┌──
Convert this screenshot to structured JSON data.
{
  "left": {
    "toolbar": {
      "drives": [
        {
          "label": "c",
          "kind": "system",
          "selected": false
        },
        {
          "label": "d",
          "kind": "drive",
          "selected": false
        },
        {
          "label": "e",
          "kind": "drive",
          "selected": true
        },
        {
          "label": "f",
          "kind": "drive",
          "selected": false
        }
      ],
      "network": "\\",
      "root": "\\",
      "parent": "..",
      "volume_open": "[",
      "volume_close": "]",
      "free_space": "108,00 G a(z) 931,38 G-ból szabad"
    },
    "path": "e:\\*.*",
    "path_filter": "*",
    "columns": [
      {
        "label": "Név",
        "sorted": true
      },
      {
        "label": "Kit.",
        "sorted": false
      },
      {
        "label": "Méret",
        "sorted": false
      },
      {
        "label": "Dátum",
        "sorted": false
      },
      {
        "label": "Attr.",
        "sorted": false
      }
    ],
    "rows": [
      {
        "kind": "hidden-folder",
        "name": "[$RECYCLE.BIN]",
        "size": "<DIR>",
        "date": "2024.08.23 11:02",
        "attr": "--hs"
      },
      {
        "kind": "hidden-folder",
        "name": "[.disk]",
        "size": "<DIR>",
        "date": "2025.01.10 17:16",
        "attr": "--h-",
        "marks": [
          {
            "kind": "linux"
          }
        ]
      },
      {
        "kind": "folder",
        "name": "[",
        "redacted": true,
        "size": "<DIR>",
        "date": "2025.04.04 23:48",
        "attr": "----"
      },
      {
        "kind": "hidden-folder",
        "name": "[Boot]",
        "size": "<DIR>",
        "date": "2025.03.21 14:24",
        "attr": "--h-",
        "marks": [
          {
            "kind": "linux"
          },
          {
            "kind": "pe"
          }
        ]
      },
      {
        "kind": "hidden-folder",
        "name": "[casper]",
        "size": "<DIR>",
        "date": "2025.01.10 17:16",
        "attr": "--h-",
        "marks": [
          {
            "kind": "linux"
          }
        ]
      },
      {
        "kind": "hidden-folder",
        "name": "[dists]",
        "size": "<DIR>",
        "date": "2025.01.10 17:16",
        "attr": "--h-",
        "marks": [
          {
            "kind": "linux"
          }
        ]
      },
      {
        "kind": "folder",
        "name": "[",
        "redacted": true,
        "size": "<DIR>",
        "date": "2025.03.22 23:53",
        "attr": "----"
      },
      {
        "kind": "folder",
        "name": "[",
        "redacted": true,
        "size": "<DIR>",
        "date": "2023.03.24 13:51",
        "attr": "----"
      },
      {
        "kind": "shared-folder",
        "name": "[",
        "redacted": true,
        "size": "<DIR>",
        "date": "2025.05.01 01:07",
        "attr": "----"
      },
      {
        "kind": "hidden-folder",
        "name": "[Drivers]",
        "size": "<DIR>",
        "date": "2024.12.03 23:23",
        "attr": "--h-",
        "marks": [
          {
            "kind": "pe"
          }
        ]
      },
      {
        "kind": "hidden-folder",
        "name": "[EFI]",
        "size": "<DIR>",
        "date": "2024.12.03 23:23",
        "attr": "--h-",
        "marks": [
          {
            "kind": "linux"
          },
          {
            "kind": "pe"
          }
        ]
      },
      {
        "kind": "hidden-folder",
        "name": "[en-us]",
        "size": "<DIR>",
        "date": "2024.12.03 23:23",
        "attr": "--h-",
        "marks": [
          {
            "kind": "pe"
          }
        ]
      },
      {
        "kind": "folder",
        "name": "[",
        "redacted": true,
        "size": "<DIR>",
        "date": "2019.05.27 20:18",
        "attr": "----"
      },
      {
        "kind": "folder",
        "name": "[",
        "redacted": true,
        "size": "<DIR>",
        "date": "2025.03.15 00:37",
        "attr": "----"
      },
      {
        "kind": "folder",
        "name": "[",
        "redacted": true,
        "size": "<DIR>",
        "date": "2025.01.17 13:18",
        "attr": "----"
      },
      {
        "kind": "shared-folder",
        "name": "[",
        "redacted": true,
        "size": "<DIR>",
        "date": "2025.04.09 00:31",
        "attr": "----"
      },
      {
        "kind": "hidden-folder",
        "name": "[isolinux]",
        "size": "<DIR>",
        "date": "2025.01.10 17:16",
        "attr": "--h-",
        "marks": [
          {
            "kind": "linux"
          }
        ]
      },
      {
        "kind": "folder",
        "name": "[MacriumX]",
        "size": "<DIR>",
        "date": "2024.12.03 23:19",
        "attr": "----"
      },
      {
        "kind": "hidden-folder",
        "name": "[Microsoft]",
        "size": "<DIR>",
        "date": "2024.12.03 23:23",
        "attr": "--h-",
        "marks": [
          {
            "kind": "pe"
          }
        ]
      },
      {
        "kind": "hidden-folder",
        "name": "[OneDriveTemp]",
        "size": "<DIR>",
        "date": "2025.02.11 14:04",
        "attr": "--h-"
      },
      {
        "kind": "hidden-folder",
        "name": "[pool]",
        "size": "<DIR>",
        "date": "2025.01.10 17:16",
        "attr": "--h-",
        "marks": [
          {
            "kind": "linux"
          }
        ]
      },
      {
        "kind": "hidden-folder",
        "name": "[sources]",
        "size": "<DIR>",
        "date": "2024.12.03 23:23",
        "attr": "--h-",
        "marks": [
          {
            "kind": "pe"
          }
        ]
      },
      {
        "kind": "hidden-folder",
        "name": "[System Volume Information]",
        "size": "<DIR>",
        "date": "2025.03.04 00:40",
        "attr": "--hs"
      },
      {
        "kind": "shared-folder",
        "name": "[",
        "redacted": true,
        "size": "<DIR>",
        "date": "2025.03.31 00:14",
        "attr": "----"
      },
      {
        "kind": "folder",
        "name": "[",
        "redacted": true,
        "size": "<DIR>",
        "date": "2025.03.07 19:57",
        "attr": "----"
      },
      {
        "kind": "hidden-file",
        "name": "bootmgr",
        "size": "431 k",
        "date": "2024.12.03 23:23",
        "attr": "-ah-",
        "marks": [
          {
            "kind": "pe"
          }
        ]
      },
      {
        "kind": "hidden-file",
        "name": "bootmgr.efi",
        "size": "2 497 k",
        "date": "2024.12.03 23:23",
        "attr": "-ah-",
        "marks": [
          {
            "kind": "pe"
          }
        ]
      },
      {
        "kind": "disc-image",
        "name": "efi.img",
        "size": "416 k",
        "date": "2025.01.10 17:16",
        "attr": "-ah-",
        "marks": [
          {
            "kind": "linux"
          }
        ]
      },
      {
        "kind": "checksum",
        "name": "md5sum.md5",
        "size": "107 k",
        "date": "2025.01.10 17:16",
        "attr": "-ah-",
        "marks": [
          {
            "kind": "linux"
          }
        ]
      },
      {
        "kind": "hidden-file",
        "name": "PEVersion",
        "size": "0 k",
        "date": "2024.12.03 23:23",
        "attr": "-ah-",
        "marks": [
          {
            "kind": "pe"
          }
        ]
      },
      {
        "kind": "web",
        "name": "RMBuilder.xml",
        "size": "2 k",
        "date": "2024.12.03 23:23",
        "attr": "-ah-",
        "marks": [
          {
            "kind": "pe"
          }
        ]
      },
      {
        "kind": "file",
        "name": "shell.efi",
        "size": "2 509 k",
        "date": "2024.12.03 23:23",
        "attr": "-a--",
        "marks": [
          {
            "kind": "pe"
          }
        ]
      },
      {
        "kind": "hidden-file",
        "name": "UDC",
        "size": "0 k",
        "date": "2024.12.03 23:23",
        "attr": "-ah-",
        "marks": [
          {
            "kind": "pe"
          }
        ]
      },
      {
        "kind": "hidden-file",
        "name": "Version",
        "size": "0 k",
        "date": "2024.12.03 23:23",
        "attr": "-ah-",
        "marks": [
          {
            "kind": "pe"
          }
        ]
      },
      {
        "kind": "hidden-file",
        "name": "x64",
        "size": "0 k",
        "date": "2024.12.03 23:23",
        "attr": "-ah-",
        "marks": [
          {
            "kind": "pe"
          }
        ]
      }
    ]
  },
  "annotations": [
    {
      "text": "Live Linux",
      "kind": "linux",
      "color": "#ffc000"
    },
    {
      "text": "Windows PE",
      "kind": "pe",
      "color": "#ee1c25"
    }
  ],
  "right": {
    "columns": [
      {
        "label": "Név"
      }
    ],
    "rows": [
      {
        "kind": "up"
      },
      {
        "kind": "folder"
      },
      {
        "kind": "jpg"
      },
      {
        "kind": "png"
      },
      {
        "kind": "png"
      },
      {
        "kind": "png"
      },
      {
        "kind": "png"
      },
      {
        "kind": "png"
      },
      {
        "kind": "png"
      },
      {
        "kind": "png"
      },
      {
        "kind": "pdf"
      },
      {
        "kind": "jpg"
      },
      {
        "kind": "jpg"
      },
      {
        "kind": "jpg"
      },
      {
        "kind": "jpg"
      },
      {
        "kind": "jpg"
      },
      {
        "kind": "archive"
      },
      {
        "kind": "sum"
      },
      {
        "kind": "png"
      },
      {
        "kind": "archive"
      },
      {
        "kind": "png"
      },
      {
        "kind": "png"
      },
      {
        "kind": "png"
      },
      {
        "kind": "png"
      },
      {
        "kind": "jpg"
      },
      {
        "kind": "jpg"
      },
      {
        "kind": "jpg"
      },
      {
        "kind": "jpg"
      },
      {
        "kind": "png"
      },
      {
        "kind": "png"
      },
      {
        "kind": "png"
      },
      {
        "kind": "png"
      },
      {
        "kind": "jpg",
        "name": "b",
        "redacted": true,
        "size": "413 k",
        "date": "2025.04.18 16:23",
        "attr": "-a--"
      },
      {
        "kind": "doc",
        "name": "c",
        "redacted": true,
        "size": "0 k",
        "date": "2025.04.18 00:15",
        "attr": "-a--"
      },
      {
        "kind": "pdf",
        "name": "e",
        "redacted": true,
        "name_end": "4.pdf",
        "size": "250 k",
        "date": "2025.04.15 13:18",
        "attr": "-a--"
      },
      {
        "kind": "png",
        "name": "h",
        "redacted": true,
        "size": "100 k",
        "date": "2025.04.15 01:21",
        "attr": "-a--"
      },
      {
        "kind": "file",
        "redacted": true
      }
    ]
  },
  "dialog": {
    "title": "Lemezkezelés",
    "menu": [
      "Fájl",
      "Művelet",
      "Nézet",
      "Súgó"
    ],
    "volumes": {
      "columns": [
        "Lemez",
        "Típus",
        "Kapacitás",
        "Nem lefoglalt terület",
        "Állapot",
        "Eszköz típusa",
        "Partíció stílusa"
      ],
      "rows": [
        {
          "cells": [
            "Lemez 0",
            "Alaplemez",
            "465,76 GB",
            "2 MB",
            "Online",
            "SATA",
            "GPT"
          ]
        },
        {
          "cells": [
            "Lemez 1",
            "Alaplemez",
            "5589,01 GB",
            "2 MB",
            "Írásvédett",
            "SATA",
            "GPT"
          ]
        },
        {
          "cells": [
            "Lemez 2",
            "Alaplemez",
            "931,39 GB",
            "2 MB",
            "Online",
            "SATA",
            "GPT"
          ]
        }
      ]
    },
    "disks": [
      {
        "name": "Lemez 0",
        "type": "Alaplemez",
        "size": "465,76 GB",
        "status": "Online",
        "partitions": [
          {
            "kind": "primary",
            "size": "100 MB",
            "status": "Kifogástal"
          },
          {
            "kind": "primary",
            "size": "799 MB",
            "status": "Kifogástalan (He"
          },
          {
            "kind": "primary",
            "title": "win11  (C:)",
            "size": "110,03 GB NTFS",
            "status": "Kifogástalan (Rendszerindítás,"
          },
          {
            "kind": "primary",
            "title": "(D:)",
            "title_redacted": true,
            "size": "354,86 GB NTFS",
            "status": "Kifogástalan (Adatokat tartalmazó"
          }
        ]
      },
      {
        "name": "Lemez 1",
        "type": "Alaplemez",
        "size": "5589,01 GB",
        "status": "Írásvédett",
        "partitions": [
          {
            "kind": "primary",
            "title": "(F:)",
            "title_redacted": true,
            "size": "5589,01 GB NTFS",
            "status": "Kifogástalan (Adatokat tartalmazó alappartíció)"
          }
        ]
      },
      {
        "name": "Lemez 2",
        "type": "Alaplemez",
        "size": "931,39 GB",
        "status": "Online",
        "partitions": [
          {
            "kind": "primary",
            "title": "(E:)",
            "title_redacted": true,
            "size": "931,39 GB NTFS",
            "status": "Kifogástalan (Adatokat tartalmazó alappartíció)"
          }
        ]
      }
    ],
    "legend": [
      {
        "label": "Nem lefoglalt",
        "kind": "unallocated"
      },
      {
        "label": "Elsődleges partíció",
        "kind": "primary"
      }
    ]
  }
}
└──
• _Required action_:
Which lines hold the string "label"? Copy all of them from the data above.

• _Expected answer_:
          "label": "c",
          "label": "d",
          "label": "e",
          "label": "f",
        "label": "Név",
        "label": "Kit.",
        "label": "Méret",
        "label": "Dátum",
        "label": "Attr.",
        "label": "Név"
        "label": "Nem lefoglalt",
        "label": "Elsődleges partíció",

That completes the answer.